Researchers Warn of Powerful New DoS Attacks
First detected late last year, the new attacks – using a technique known
as distributed reflector denial of service -- direct such massive amounts of
spurious data against victim computers that even flagship technology companies
could not cope. In one of the early cases examined, the unknown assailant apparently
seized control of an Internet name server in South Africa and deliberately corrupted
The attacker then sent falsified requests to the compromised directory computer,
which unleashed overwhelming floods of amplified data aimed wherever the attacker
Experts traced at least 1,500 attacks that briefly shut down commercial Web
sites, large Internet providers and leading Internet infrastructure companies
during a period of weeks. The attacks were so targeted that most Internet users
did not notice widespread effects.
Ken Silva, the chief security officer for VeriSign Inc., compared the scale
of attacks to the damage caused in October 2002 when nine of the 13 root servers
that manage global Internet traffic were crippled by a powerful electronic attack.
VeriSign operates two of the 13 root server computers, but its machines were
"This is significantly larger than what we saw in 2002, by an order of
magnitude," Silva said.
Silva said attacks earlier this year used only about 6 percent of the more
than 1 million name servers across the Internet to flood victim networks. Still,
the attacks in some cases exceeded 8 gigabits per second, indicating a remarkably
powerful electronic assault.
"This would be the Katrina of Internet storms," Silva said.
The U.S. Computer Emergency Readiness Team, a partnership with the Homeland
Security Department, warned network engineers in December to properly configure

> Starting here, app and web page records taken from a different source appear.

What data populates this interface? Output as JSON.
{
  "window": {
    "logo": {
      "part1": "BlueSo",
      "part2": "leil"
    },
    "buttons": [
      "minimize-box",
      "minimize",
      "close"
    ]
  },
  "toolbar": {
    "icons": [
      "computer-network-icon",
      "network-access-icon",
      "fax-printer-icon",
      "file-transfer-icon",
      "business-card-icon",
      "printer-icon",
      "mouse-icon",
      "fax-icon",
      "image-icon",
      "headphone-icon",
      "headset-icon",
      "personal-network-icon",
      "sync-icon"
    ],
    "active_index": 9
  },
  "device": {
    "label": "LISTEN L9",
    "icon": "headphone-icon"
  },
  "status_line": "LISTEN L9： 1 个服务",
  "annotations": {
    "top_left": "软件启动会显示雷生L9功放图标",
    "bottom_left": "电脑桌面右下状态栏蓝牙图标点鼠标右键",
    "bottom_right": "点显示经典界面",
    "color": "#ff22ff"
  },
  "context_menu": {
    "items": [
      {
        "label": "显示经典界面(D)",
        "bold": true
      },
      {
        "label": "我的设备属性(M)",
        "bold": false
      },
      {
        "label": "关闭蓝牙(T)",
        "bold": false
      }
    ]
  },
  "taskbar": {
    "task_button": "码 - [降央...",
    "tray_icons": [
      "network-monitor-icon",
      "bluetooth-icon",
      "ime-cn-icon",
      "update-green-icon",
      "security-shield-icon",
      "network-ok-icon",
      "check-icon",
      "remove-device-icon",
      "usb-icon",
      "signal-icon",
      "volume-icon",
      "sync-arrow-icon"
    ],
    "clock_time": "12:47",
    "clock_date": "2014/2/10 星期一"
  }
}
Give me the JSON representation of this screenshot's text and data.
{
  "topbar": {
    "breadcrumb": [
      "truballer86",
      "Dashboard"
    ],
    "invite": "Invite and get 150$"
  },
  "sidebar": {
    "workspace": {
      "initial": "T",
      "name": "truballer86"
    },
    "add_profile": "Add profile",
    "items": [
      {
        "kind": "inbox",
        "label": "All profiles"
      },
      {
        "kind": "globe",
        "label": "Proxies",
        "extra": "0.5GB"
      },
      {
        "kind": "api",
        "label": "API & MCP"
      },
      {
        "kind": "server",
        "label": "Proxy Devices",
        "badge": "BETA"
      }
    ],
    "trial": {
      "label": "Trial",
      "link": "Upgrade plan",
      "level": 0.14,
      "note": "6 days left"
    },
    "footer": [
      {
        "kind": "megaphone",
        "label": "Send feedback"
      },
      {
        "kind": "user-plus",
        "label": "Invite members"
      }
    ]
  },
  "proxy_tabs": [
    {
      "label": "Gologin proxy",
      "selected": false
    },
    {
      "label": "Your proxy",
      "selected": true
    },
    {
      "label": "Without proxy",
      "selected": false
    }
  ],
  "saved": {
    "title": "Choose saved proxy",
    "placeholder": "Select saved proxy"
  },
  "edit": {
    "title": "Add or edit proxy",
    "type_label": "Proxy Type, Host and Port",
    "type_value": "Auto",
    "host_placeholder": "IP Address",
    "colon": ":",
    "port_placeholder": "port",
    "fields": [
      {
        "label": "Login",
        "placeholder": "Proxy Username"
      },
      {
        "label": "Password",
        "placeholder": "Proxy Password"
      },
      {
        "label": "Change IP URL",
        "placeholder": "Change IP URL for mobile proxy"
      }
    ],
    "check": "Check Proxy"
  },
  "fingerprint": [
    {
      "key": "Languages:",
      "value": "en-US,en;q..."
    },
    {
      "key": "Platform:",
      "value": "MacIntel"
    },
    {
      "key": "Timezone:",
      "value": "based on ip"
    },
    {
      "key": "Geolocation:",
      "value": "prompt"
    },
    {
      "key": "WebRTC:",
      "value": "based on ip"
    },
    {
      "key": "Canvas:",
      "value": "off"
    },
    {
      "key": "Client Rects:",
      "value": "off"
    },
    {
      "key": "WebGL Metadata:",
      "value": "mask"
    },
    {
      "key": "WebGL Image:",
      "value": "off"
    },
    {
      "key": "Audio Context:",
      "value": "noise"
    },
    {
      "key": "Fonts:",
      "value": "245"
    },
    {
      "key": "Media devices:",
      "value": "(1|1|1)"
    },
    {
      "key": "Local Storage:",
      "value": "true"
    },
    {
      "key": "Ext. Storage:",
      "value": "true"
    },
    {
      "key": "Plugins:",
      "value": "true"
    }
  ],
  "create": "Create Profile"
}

their name servers to prevent hackers from using them in attacks. It called
the attacks "troublesome" because name servers must operate to help
direct Internet traffic.